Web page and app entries
•••

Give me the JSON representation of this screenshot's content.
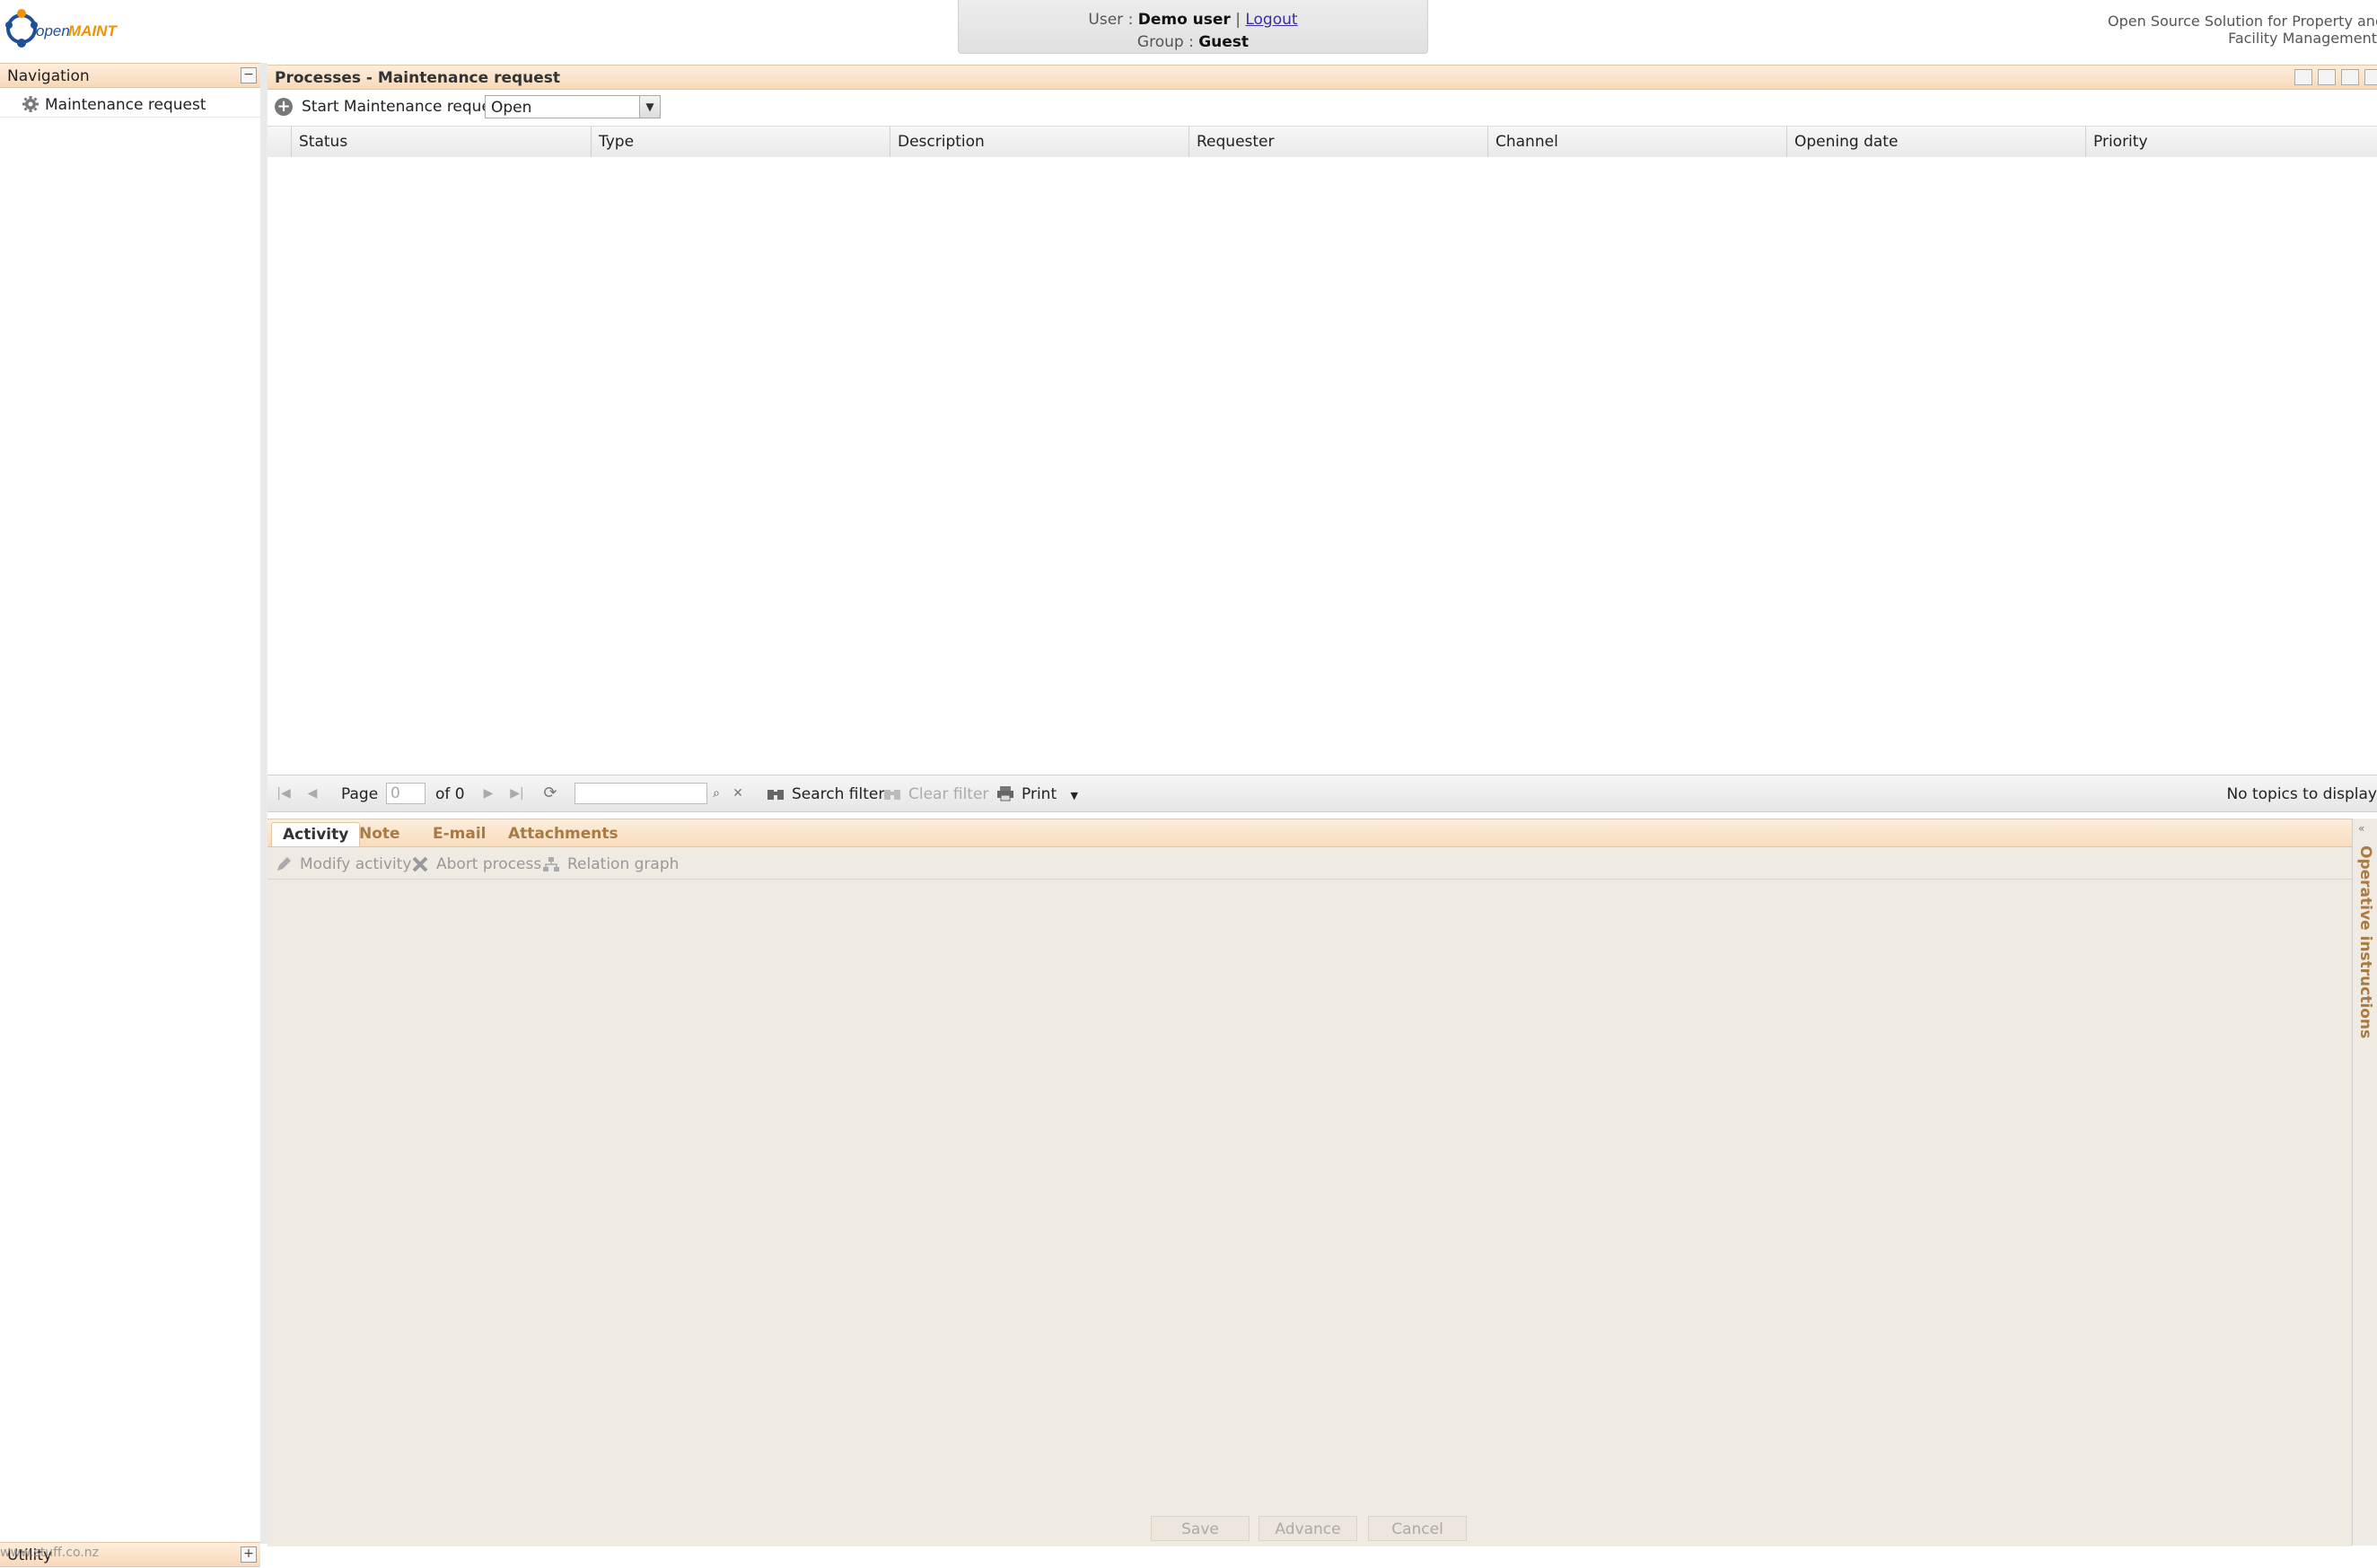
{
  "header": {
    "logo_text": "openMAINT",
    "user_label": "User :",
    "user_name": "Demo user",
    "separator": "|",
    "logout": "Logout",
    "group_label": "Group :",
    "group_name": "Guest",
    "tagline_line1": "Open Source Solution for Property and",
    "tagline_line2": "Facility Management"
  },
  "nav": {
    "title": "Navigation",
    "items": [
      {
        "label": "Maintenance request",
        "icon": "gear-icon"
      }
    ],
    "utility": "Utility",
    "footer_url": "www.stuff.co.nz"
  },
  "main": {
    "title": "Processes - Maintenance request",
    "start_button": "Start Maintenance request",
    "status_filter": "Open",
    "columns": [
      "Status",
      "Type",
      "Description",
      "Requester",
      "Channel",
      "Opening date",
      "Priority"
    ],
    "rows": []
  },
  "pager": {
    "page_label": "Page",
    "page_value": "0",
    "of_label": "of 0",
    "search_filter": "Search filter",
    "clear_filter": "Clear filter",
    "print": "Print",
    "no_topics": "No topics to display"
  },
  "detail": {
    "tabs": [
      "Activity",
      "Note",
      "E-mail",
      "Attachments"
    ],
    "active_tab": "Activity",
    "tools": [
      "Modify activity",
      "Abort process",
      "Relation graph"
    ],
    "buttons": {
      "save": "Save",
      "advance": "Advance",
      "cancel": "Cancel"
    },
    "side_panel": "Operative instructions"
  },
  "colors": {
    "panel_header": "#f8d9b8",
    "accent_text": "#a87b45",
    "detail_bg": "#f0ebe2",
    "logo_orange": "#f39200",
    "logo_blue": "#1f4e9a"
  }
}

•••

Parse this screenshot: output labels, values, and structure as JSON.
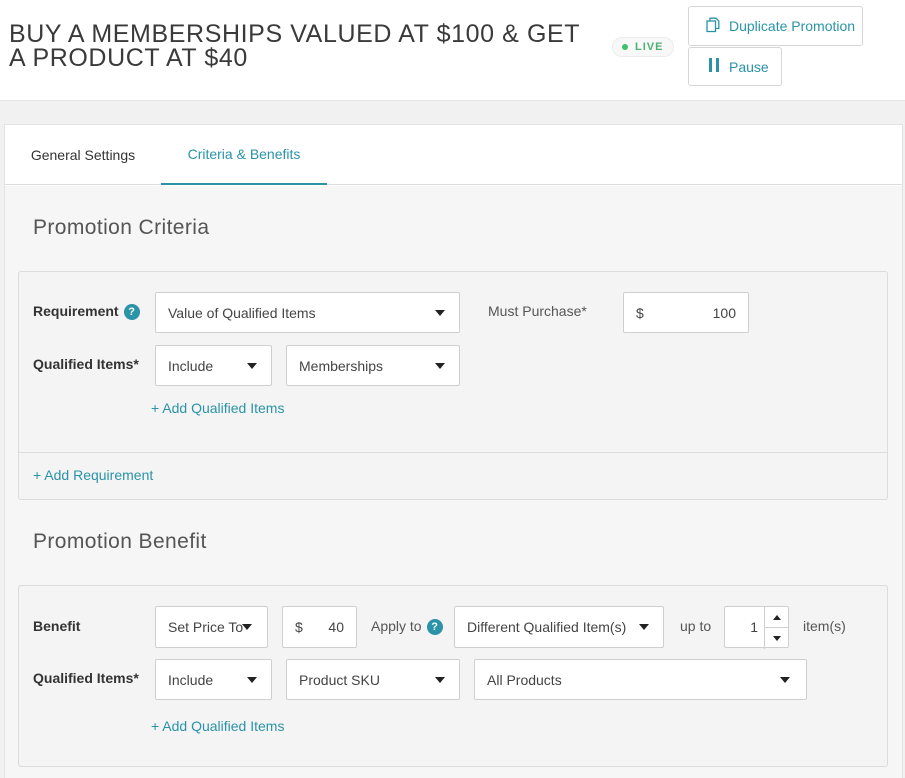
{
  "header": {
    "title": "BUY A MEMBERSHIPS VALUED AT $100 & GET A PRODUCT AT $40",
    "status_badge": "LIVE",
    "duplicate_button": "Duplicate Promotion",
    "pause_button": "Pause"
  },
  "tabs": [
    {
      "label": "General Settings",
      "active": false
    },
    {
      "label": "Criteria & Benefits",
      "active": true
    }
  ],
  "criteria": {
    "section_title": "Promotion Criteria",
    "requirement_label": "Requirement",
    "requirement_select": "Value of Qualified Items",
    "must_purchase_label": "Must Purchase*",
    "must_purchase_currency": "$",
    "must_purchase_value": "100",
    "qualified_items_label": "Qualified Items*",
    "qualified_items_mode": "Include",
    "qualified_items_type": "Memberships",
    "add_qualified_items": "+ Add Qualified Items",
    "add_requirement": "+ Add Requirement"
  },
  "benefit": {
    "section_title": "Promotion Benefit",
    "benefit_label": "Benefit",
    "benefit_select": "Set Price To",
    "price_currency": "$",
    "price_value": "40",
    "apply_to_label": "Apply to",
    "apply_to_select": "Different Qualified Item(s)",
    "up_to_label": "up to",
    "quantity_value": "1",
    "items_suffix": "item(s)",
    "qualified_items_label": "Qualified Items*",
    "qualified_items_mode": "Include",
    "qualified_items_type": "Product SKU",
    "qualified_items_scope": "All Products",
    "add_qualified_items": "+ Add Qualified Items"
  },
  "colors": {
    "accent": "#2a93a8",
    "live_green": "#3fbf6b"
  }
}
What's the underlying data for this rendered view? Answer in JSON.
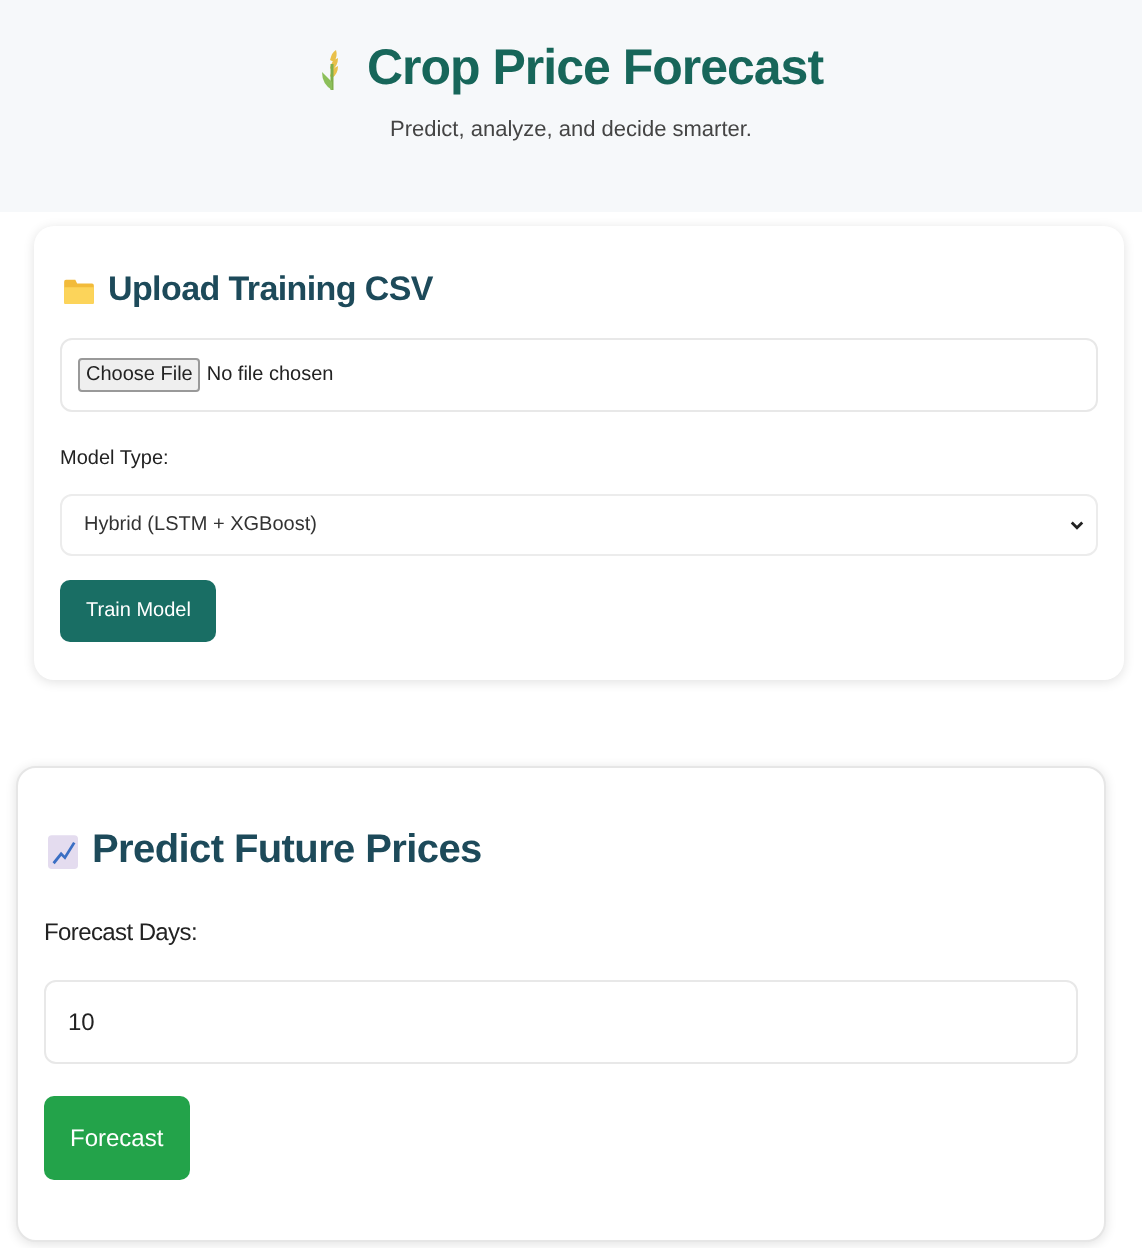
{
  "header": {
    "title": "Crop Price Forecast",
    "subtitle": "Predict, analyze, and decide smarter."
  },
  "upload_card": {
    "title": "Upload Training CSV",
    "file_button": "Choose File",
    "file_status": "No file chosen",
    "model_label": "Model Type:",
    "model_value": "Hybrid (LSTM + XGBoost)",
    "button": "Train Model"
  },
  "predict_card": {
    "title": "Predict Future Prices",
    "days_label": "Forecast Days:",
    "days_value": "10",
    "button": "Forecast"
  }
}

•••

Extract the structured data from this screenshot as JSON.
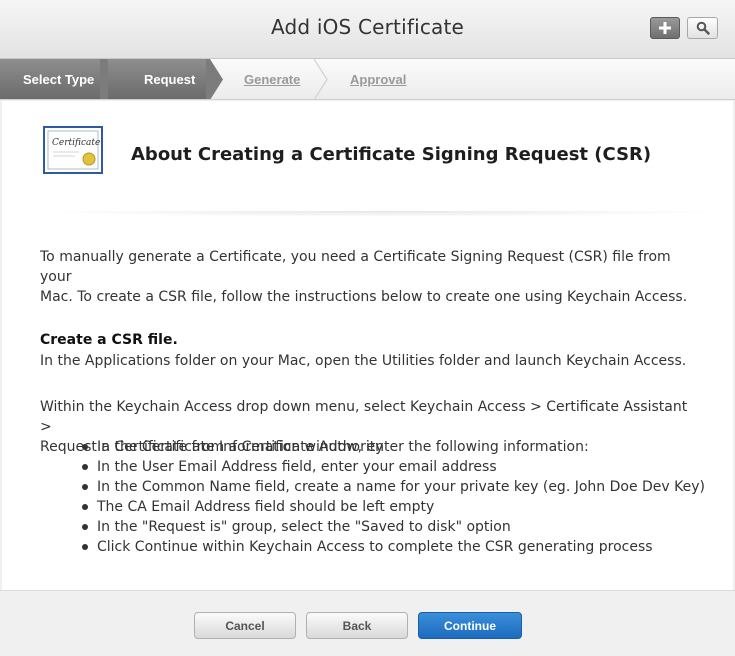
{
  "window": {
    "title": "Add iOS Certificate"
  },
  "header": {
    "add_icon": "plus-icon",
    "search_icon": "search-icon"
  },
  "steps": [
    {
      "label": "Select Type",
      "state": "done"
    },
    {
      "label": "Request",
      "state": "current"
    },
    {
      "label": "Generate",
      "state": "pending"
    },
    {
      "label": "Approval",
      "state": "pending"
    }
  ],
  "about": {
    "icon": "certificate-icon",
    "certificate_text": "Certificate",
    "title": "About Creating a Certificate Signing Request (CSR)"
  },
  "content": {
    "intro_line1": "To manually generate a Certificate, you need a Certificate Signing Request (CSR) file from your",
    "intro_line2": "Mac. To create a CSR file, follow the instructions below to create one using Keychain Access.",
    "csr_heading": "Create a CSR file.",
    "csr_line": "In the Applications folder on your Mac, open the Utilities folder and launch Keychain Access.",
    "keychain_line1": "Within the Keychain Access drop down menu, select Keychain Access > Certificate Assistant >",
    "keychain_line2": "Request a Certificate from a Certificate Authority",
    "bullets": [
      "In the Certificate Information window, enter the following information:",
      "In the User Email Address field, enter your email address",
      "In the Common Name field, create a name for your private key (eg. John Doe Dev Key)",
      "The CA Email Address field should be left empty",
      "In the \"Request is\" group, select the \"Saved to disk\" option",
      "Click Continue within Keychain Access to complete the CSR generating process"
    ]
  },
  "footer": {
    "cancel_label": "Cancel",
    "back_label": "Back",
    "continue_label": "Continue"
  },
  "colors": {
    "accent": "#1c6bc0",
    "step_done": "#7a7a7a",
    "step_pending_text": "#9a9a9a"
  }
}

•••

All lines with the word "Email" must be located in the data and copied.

## Reply
      "In the User Email Address field, enter your email address",
      "The CA Email Address field should be left empty",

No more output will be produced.